## RECORDS TO USE:
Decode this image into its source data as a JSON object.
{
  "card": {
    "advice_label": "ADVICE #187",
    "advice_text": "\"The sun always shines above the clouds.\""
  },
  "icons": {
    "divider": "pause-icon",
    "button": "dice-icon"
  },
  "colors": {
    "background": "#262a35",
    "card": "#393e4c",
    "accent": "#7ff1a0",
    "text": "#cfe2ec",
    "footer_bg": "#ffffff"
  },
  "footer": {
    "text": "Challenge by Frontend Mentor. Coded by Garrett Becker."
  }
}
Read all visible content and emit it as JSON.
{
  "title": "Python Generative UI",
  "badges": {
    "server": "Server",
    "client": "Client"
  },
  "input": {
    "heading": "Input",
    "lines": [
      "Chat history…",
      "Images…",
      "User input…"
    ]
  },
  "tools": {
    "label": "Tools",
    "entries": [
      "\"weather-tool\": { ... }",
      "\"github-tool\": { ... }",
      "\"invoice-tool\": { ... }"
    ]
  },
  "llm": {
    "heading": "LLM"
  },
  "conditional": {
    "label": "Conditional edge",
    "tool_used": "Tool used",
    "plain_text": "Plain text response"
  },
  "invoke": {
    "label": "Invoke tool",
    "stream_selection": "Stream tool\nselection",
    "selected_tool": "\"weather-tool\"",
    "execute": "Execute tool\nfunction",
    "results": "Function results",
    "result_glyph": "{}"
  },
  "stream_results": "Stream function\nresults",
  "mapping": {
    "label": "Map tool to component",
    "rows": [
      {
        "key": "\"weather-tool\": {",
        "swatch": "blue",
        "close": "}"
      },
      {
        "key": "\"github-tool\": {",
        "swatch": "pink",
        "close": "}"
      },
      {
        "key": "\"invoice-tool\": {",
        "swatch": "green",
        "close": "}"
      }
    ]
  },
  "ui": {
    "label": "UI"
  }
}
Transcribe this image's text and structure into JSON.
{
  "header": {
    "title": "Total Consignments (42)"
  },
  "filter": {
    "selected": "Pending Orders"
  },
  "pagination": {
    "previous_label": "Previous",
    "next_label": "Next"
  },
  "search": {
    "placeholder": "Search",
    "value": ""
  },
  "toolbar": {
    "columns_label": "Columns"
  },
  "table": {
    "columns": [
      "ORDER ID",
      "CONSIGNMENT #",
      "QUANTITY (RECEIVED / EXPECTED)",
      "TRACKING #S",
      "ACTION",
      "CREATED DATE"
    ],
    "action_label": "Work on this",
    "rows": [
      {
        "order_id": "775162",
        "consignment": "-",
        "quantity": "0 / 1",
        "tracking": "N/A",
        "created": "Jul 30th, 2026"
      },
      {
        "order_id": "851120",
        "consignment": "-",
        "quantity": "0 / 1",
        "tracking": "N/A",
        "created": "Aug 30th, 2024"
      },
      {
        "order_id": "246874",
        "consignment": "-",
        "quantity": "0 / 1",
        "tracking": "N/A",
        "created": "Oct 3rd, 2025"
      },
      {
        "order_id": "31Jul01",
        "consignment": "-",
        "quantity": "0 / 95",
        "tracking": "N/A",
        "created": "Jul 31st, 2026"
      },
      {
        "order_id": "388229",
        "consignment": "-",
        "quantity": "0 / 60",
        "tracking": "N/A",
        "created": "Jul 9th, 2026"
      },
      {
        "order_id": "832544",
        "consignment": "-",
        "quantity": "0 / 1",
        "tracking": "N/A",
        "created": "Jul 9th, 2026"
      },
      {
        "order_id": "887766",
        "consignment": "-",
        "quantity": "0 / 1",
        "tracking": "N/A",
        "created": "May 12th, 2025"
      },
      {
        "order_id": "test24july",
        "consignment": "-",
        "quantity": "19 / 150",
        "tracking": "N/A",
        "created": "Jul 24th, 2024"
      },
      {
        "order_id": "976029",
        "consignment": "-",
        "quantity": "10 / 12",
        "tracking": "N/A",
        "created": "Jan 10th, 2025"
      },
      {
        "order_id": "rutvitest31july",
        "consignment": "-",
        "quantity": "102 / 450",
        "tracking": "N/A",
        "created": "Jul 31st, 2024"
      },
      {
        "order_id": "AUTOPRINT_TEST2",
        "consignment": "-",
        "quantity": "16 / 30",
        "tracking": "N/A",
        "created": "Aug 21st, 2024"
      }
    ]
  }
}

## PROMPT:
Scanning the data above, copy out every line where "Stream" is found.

## OUTPUT:
    "stream_selection": "Stream tool\nselection",
  "stream_results": "Stream function\nresults",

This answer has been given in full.